For the non-Christians – I pray you have also learned something, and that this will help to change your view of what you maybe thought was a heartless God.

Paul wrote about both of those possibilities in the very next verse.  No surprise.

2Co 2:16 To the one we are the smell of death; to the other, the fragrance of life.

Yes – some will get it – and smell the fragrance of life – and great hope.

But – others will not get it – and will sense the smell of death – and hopelessness.  However – it doesn’t need to be the second one.  The offer of hope is made to all.  Yes to all.  And even especially to those of you who think they don’t deserve it (truth is, none of us do).  All you need to do is smell it – the pleasing aroma – the hope – Jesus.

And so, what we can have, is where a life where it’s all about pleasing aroma – acceptance.  God accepting Jesus’ suffering and death as payment for our sins – a fragrant aroma.  Us, accepting Jesus suffering and death as payment for our sins – a pleasing aroma.  And because of that. us as the fragrance of life.

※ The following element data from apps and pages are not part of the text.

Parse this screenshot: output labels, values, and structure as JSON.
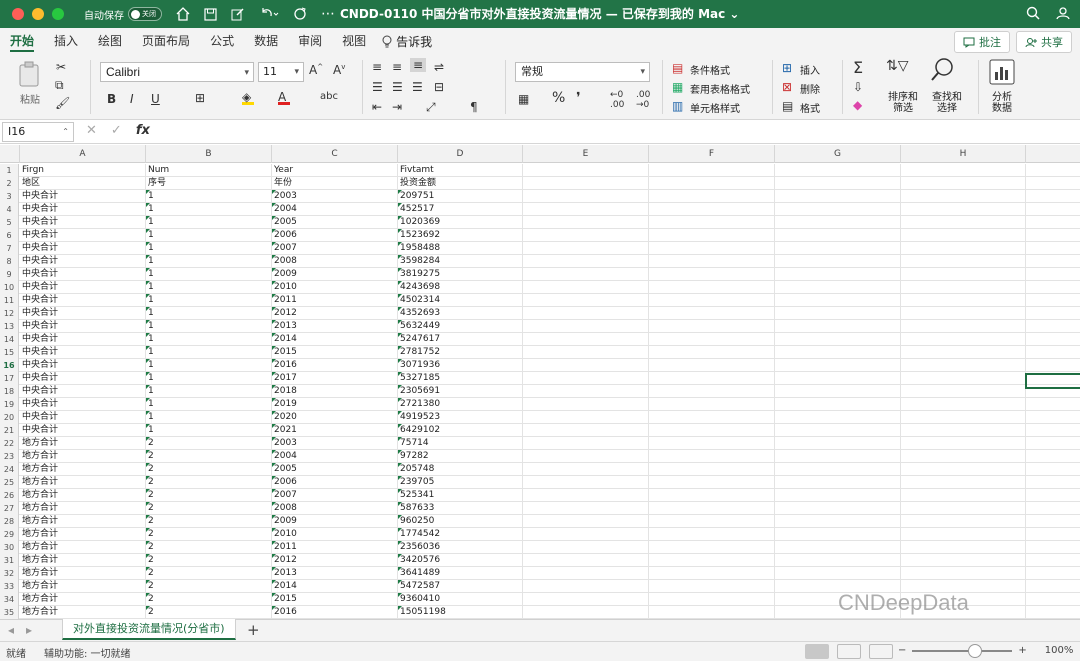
{
  "window": {
    "autosave_label": "自动保存",
    "autosave_state": "关闭",
    "title": "CNDD-0110 中国分省市对外直接投资流量情况 — 已保存到我的 Mac ⌄"
  },
  "ribbon_tabs": [
    "开始",
    "插入",
    "绘图",
    "页面布局",
    "公式",
    "数据",
    "审阅",
    "视图"
  ],
  "tell_me": "告诉我",
  "ribbon_actions": {
    "comment": "批注",
    "share": "共享"
  },
  "ribbon": {
    "paste": "粘贴",
    "font": "Calibri",
    "size": "11",
    "number_format": "常规",
    "conditional_format": "条件格式",
    "table_format": "套用表格格式",
    "cell_style": "单元格样式",
    "insert": "插入",
    "delete": "删除",
    "format": "格式",
    "sort_filter": "排序和\n筛选",
    "find_select": "查找和\n选择",
    "analyze": "分析\n数据"
  },
  "formula_bar": {
    "name_box": "I16",
    "fx": "fx",
    "value": ""
  },
  "columns": [
    "A",
    "B",
    "C",
    "D",
    "E",
    "F",
    "G",
    "H"
  ],
  "selected_row": 16,
  "rows": [
    [
      "Firgn",
      "Num",
      "Year",
      "Fivtamt"
    ],
    [
      "地区",
      "序号",
      "年份",
      "投资金额"
    ],
    [
      "中央合计",
      "1",
      "2003",
      "209751"
    ],
    [
      "中央合计",
      "1",
      "2004",
      "452517"
    ],
    [
      "中央合计",
      "1",
      "2005",
      "1020369"
    ],
    [
      "中央合计",
      "1",
      "2006",
      "1523692"
    ],
    [
      "中央合计",
      "1",
      "2007",
      "1958488"
    ],
    [
      "中央合计",
      "1",
      "2008",
      "3598284"
    ],
    [
      "中央合计",
      "1",
      "2009",
      "3819275"
    ],
    [
      "中央合计",
      "1",
      "2010",
      "4243698"
    ],
    [
      "中央合计",
      "1",
      "2011",
      "4502314"
    ],
    [
      "中央合计",
      "1",
      "2012",
      "4352693"
    ],
    [
      "中央合计",
      "1",
      "2013",
      "5632449"
    ],
    [
      "中央合计",
      "1",
      "2014",
      "5247617"
    ],
    [
      "中央合计",
      "1",
      "2015",
      "2781752"
    ],
    [
      "中央合计",
      "1",
      "2016",
      "3071936"
    ],
    [
      "中央合计",
      "1",
      "2017",
      "5327185"
    ],
    [
      "中央合计",
      "1",
      "2018",
      "2305691"
    ],
    [
      "中央合计",
      "1",
      "2019",
      "2721380"
    ],
    [
      "中央合计",
      "1",
      "2020",
      "4919523"
    ],
    [
      "中央合计",
      "1",
      "2021",
      "6429102"
    ],
    [
      "地方合计",
      "2",
      "2003",
      "75714"
    ],
    [
      "地方合计",
      "2",
      "2004",
      "97282"
    ],
    [
      "地方合计",
      "2",
      "2005",
      "205748"
    ],
    [
      "地方合计",
      "2",
      "2006",
      "239705"
    ],
    [
      "地方合计",
      "2",
      "2007",
      "525341"
    ],
    [
      "地方合计",
      "2",
      "2008",
      "587633"
    ],
    [
      "地方合计",
      "2",
      "2009",
      "960250"
    ],
    [
      "地方合计",
      "2",
      "2010",
      "1774542"
    ],
    [
      "地方合计",
      "2",
      "2011",
      "2356036"
    ],
    [
      "地方合计",
      "2",
      "2012",
      "3420576"
    ],
    [
      "地方合计",
      "2",
      "2013",
      "3641489"
    ],
    [
      "地方合计",
      "2",
      "2014",
      "5472587"
    ],
    [
      "地方合计",
      "2",
      "2015",
      "9360410"
    ],
    [
      "地方合计",
      "2",
      "2016",
      "15051198"
    ]
  ],
  "sheet_tab": "对外直接投资流量情况(分省市)",
  "status": {
    "ready": "就绪",
    "accessibility": "辅助功能: 一切就绪",
    "zoom": "100%"
  },
  "watermark": "CNDeepData",
  "colors": {
    "accent": "#227447",
    "triangle": "#1e7b45"
  }
}
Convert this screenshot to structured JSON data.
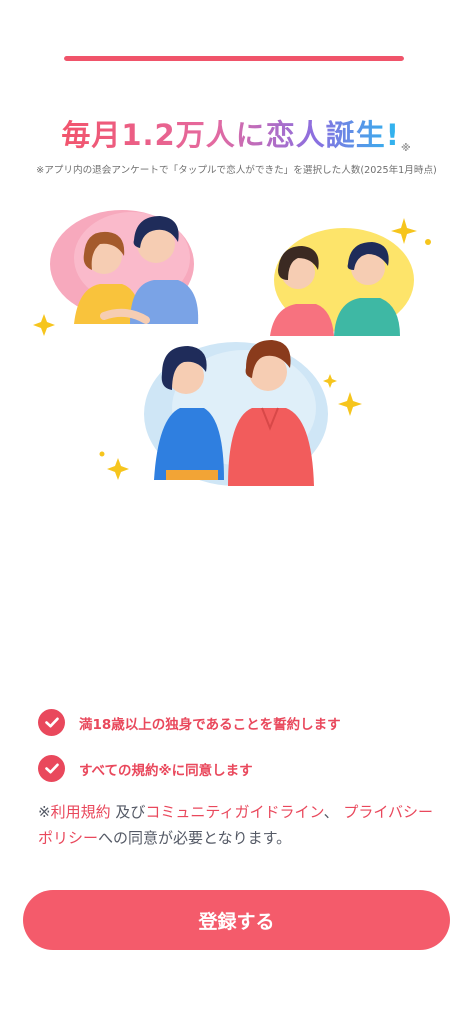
{
  "progress": {
    "value": 1.0,
    "color": "#f0546a"
  },
  "headline": {
    "text": "毎月1.2万人に恋人誕生!",
    "mark": "※"
  },
  "survey_note": "※アプリ内の退会アンケートで「タップルで恋人ができた」を選択した人数(2025年1月時点)",
  "agreements": [
    {
      "label": "満18歳以上の独身であることを誓約します",
      "checked": true
    },
    {
      "label": "すべての規約※に同意します",
      "checked": true
    }
  ],
  "terms_notice": {
    "prefix": "※",
    "terms_link": "利用規約",
    "conj1": " 及び",
    "guideline_link": "コミュニティガイドライン",
    "conj2": "、 ",
    "privacy_link": "プライバシーポリシー",
    "suffix": "への同意が必要となります。"
  },
  "register_button": {
    "label": "登録する"
  },
  "colors": {
    "accent": "#e9485c",
    "button": "#f45b6b",
    "text": "#555a66"
  }
}
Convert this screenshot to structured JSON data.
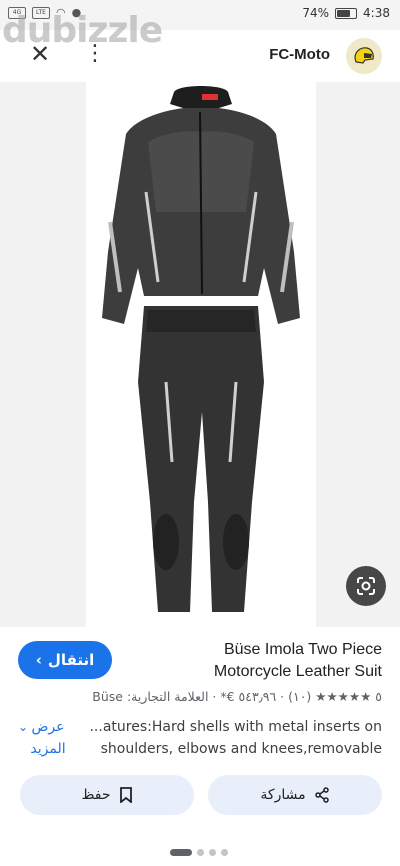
{
  "status_bar": {
    "battery_text": "74%",
    "time": "4:38",
    "battery_level": 0.74
  },
  "watermark": {
    "text": "dubizzle"
  },
  "top_bar": {
    "source_name": "FC-Moto"
  },
  "product": {
    "visit_label": "انتقال",
    "title": "Büse Imola Two Piece Motorcycle Leather Suit",
    "meta": "٥ ★★★★★ (١٠) · ٥٤٣٫٩٦ €* · العلامة التجارية: Büse",
    "description_line1": "...atures:Hard shells with metal inserts on",
    "description_line2": "shoulders, elbows and knees,removable",
    "more_label": "عرض المزيد",
    "rating_stars": 5
  },
  "actions": {
    "save_label": "حفظ",
    "share_label": "مشاركة"
  },
  "pagination": {
    "total": 4,
    "active": 0
  },
  "colors": {
    "accent": "#1a73e8",
    "chip_bg": "#e8effa",
    "star": "#f5a623"
  }
}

Pretty awesome, isn’t it?

Series Navigation<< The problem of truthThe problem of not knowing >>

References   [ + ]

1, 4. The Holy Bible: King James Version. (2009). (Electronic Edition of the 1900 Authorized Version., Is 11:3). Bellingham, WA: Logos Research Systems, Inc.
2. Strong, J. (1995). Enhanced Strong’s Lexicon. Woodside Bible Fellowship.
3. Swanson, J. (1997). Dictionary of Biblical Languages with Semantic Domains : Hebrew (Old Testament) (electronic ed.). Oak Harbor: Logos Research Systems, Inc.

Please leave a comment - it's nice to hear from you